WORK INSTRUCTION
Reproduce the listing below exactly, minus its pictures.
#### DATA TO USE
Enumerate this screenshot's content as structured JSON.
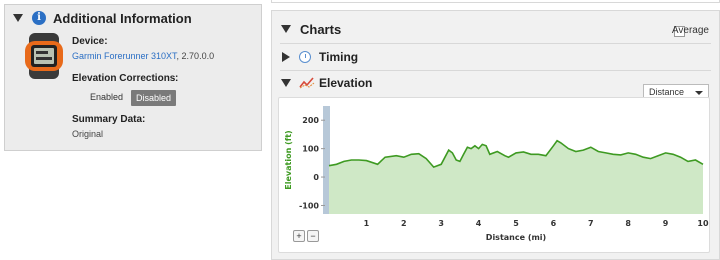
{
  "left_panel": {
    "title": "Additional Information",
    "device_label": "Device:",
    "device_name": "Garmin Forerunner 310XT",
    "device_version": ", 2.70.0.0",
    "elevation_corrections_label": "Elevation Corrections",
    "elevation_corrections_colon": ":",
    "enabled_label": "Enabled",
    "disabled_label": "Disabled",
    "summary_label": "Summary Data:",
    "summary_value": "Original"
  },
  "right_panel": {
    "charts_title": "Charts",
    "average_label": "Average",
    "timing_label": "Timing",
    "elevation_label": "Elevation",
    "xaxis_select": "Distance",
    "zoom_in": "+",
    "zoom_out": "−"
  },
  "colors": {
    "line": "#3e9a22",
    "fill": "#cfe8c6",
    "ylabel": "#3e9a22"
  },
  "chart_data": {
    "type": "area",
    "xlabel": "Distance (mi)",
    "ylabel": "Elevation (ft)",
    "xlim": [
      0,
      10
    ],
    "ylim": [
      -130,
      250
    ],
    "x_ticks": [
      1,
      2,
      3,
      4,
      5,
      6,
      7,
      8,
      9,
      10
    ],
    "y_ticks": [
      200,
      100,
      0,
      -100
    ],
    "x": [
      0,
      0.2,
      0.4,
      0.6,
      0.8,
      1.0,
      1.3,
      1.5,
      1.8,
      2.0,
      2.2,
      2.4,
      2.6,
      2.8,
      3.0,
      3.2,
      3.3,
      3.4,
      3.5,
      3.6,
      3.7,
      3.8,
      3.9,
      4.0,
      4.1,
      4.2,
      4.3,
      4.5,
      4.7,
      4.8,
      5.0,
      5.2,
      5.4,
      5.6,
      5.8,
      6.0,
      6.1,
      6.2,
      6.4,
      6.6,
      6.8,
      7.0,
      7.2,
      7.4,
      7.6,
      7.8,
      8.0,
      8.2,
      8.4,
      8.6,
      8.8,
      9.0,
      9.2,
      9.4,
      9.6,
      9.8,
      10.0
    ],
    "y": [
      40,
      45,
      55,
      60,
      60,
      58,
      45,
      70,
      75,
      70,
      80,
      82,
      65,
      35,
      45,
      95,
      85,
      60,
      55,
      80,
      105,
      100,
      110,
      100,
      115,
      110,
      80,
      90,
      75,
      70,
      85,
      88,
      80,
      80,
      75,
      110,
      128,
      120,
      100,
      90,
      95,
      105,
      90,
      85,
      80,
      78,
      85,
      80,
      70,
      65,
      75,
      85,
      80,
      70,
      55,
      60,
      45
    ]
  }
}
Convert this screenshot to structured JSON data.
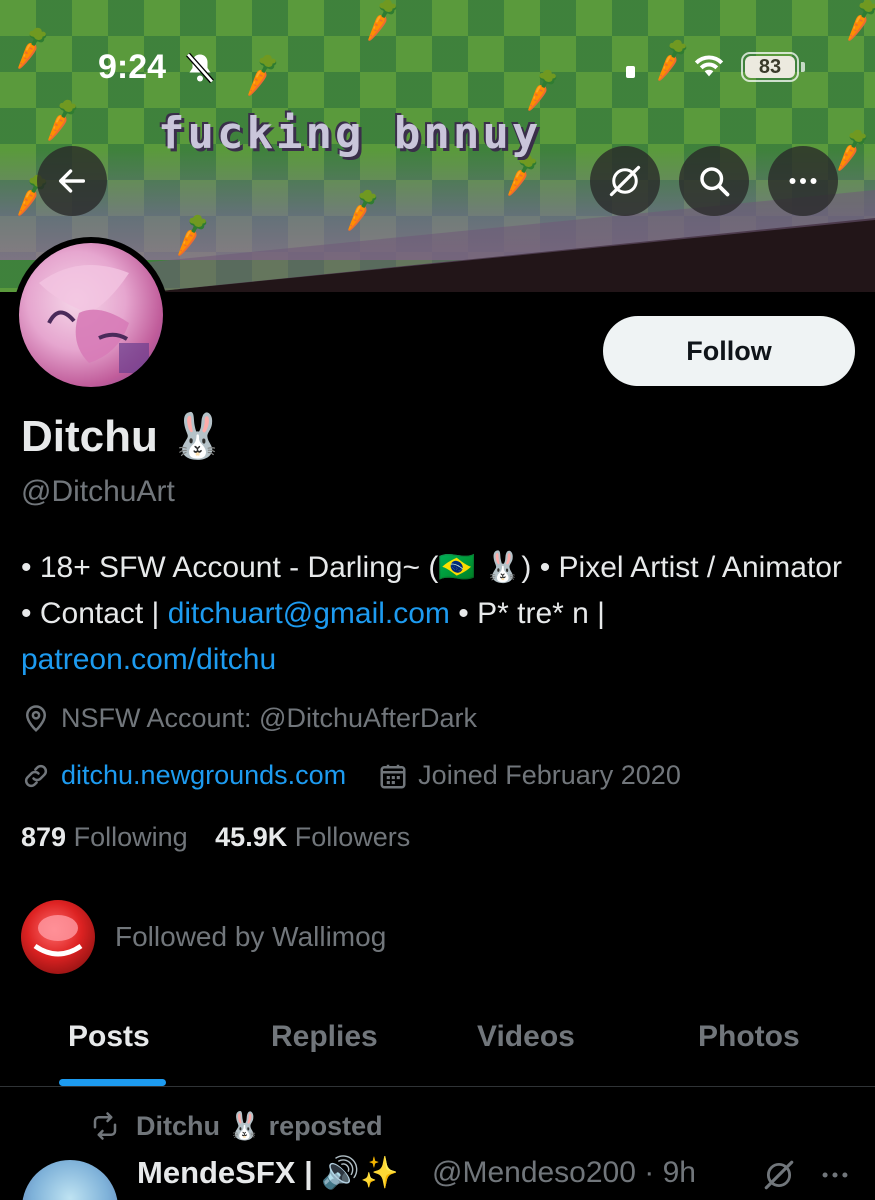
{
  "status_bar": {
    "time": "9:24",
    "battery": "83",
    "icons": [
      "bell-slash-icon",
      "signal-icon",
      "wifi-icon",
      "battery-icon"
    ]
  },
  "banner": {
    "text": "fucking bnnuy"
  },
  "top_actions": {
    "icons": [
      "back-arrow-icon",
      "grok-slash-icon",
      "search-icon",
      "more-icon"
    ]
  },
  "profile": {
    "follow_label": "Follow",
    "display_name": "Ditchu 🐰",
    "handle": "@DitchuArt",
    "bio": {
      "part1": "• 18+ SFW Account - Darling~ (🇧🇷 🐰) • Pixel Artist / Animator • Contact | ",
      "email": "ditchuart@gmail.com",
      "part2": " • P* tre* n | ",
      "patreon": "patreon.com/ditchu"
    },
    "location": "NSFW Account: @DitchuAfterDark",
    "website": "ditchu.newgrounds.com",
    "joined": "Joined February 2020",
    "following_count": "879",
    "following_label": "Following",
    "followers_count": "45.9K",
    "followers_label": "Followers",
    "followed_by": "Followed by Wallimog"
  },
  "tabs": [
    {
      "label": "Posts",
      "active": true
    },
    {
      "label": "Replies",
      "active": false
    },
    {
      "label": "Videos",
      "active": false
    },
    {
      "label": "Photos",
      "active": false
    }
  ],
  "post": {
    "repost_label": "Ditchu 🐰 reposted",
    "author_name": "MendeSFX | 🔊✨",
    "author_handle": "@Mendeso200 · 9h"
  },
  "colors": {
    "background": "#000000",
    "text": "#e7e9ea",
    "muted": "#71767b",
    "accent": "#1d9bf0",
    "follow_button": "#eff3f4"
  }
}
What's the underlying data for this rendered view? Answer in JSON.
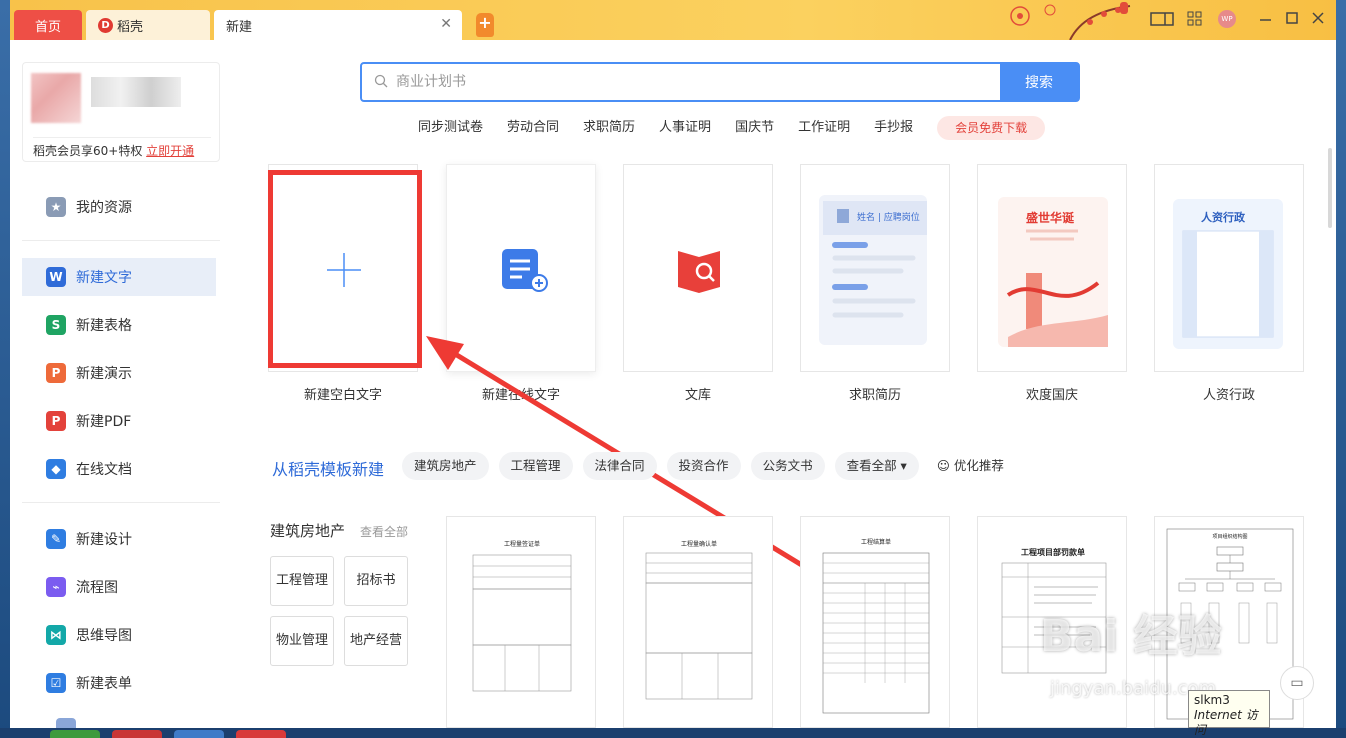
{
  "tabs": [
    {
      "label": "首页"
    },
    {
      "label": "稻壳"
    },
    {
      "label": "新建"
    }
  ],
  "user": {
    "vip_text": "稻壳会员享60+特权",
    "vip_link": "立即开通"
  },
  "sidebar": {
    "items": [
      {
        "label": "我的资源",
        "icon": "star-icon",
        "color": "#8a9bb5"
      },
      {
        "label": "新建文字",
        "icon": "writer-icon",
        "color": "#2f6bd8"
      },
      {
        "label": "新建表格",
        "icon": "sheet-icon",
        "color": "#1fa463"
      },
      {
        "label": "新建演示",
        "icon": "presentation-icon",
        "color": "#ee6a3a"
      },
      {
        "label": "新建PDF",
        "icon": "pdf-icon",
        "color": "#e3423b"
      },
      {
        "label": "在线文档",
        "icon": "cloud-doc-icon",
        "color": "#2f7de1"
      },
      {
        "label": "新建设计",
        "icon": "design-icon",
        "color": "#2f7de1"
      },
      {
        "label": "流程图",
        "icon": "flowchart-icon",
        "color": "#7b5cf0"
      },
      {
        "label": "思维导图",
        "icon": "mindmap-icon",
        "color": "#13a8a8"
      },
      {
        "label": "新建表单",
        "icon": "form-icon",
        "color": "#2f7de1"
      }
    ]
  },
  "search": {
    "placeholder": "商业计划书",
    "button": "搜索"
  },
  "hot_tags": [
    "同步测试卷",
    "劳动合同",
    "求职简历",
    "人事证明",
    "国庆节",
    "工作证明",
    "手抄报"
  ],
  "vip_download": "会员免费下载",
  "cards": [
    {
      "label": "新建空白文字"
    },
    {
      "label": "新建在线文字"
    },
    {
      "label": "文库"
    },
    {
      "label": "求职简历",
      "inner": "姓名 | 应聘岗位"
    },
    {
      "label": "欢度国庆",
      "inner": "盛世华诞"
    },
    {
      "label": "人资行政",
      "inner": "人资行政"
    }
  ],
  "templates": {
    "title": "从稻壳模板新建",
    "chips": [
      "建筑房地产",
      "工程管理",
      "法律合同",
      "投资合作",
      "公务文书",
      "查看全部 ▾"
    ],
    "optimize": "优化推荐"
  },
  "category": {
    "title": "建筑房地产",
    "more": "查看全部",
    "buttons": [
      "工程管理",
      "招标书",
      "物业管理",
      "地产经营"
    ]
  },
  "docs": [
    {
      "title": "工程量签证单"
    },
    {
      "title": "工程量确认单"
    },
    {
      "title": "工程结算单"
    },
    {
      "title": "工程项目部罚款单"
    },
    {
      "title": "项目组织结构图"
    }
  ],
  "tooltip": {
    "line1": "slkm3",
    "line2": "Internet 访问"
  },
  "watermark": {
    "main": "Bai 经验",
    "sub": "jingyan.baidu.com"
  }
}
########
TASK SOLUTION
Enumerate this screenshot's content as structured JSON.
{
  "left_panel": {
    "title": "Additional Information",
    "device_label": "Device:",
    "device_name": "Garmin Forerunner 310XT",
    "device_version": ", 2.70.0.0",
    "elevation_corrections_label": "Elevation Corrections",
    "elevation_corrections_colon": ":",
    "enabled_label": "Enabled",
    "disabled_label": "Disabled",
    "summary_label": "Summary Data:",
    "summary_value": "Original"
  },
  "right_panel": {
    "charts_title": "Charts",
    "average_label": "Average",
    "timing_label": "Timing",
    "elevation_label": "Elevation",
    "xaxis_select": "Distance",
    "zoom_in": "+",
    "zoom_out": "−"
  },
  "colors": {
    "line": "#3e9a22",
    "fill": "#cfe8c6",
    "ylabel": "#3e9a22"
  },
  "chart_data": {
    "type": "area",
    "xlabel": "Distance (mi)",
    "ylabel": "Elevation (ft)",
    "xlim": [
      0,
      10
    ],
    "ylim": [
      -130,
      250
    ],
    "x_ticks": [
      1,
      2,
      3,
      4,
      5,
      6,
      7,
      8,
      9,
      10
    ],
    "y_ticks": [
      200,
      100,
      0,
      -100
    ],
    "x": [
      0,
      0.2,
      0.4,
      0.6,
      0.8,
      1.0,
      1.3,
      1.5,
      1.8,
      2.0,
      2.2,
      2.4,
      2.6,
      2.8,
      3.0,
      3.2,
      3.3,
      3.4,
      3.5,
      3.6,
      3.7,
      3.8,
      3.9,
      4.0,
      4.1,
      4.2,
      4.3,
      4.5,
      4.7,
      4.8,
      5.0,
      5.2,
      5.4,
      5.6,
      5.8,
      6.0,
      6.1,
      6.2,
      6.4,
      6.6,
      6.8,
      7.0,
      7.2,
      7.4,
      7.6,
      7.8,
      8.0,
      8.2,
      8.4,
      8.6,
      8.8,
      9.0,
      9.2,
      9.4,
      9.6,
      9.8,
      10.0
    ],
    "y": [
      40,
      45,
      55,
      60,
      60,
      58,
      45,
      70,
      75,
      70,
      80,
      82,
      65,
      35,
      45,
      95,
      85,
      60,
      55,
      80,
      105,
      100,
      110,
      100,
      115,
      110,
      80,
      90,
      75,
      70,
      85,
      88,
      80,
      80,
      75,
      110,
      128,
      120,
      100,
      90,
      95,
      105,
      90,
      85,
      80,
      78,
      85,
      80,
      70,
      65,
      75,
      85,
      80,
      70,
      55,
      60,
      45
    ]
  }
}
Convert this screenshot to structured JSON data.
{
  "status_bar": {
    "time": "9:24",
    "battery": "83",
    "icons": [
      "bell-slash-icon",
      "signal-icon",
      "wifi-icon",
      "battery-icon"
    ]
  },
  "banner": {
    "text": "fucking bnnuy"
  },
  "top_actions": {
    "icons": [
      "back-arrow-icon",
      "grok-slash-icon",
      "search-icon",
      "more-icon"
    ]
  },
  "profile": {
    "follow_label": "Follow",
    "display_name": "Ditchu 🐰",
    "handle": "@DitchuArt",
    "bio": {
      "part1": "• 18+ SFW Account - Darling~ (🇧🇷 🐰) • Pixel Artist / Animator • Contact | ",
      "email": "ditchuart@gmail.com",
      "part2": " • P* tre* n | ",
      "patreon": "patreon.com/ditchu"
    },
    "location": "NSFW Account: @DitchuAfterDark",
    "website": "ditchu.newgrounds.com",
    "joined": "Joined February 2020",
    "following_count": "879",
    "following_label": "Following",
    "followers_count": "45.9K",
    "followers_label": "Followers",
    "followed_by": "Followed by Wallimog"
  },
  "tabs": [
    {
      "label": "Posts",
      "active": true
    },
    {
      "label": "Replies",
      "active": false
    },
    {
      "label": "Videos",
      "active": false
    },
    {
      "label": "Photos",
      "active": false
    }
  ],
  "post": {
    "repost_label": "Ditchu 🐰 reposted",
    "author_name": "MendeSFX | 🔊✨",
    "author_handle": "@Mendeso200 · 9h"
  },
  "colors": {
    "background": "#000000",
    "text": "#e7e9ea",
    "muted": "#71767b",
    "accent": "#1d9bf0",
    "follow_button": "#eff3f4"
  }
}
What's the underlying data for this rendered view? Answer in JSON.
{
  "tabs": [
    {
      "label": "首页"
    },
    {
      "label": "稻壳"
    },
    {
      "label": "新建"
    }
  ],
  "user": {
    "vip_text": "稻壳会员享60+特权",
    "vip_link": "立即开通"
  },
  "sidebar": {
    "items": [
      {
        "label": "我的资源",
        "icon": "star-icon",
        "color": "#8a9bb5"
      },
      {
        "label": "新建文字",
        "icon": "writer-icon",
        "color": "#2f6bd8"
      },
      {
        "label": "新建表格",
        "icon": "sheet-icon",
        "color": "#1fa463"
      },
      {
        "label": "新建演示",
        "icon": "presentation-icon",
        "color": "#ee6a3a"
      },
      {
        "label": "新建PDF",
        "icon": "pdf-icon",
        "color": "#e3423b"
      },
      {
        "label": "在线文档",
        "icon": "cloud-doc-icon",
        "color": "#2f7de1"
      },
      {
        "label": "新建设计",
        "icon": "design-icon",
        "color": "#2f7de1"
      },
      {
        "label": "流程图",
        "icon": "flowchart-icon",
        "color": "#7b5cf0"
      },
      {
        "label": "思维导图",
        "icon": "mindmap-icon",
        "color": "#13a8a8"
      },
      {
        "label": "新建表单",
        "icon": "form-icon",
        "color": "#2f7de1"
      }
    ]
  },
  "search": {
    "placeholder": "商业计划书",
    "button": "搜索"
  },
  "hot_tags": [
    "同步测试卷",
    "劳动合同",
    "求职简历",
    "人事证明",
    "国庆节",
    "工作证明",
    "手抄报"
  ],
  "vip_download": "会员免费下载",
  "cards": [
    {
      "label": "新建空白文字"
    },
    {
      "label": "新建在线文字"
    },
    {
      "label": "文库"
    },
    {
      "label": "求职简历",
      "inner": "姓名 | 应聘岗位"
    },
    {
      "label": "欢度国庆",
      "inner": "盛世华诞"
    },
    {
      "label": "人资行政",
      "inner": "人资行政"
    }
  ],
  "templates": {
    "title": "从稻壳模板新建",
    "chips": [
      "建筑房地产",
      "工程管理",
      "法律合同",
      "投资合作",
      "公务文书",
      "查看全部 ▾"
    ],
    "optimize": "优化推荐"
  },
  "category": {
    "title": "建筑房地产",
    "more": "查看全部",
    "buttons": [
      "工程管理",
      "招标书",
      "物业管理",
      "地产经营"
    ]
  },
  "docs": [
    {
      "title": "工程量签证单"
    },
    {
      "title": "工程量确认单"
    },
    {
      "title": "工程结算单"
    },
    {
      "title": "工程项目部罚款单"
    },
    {
      "title": "项目组织结构图"
    }
  ],
  "tooltip": {
    "line1": "slkm3",
    "line2": "Internet 访问"
  },
  "watermark": {
    "main": "Bai 经验",
    "sub": "jingyan.baidu.com"
  }
}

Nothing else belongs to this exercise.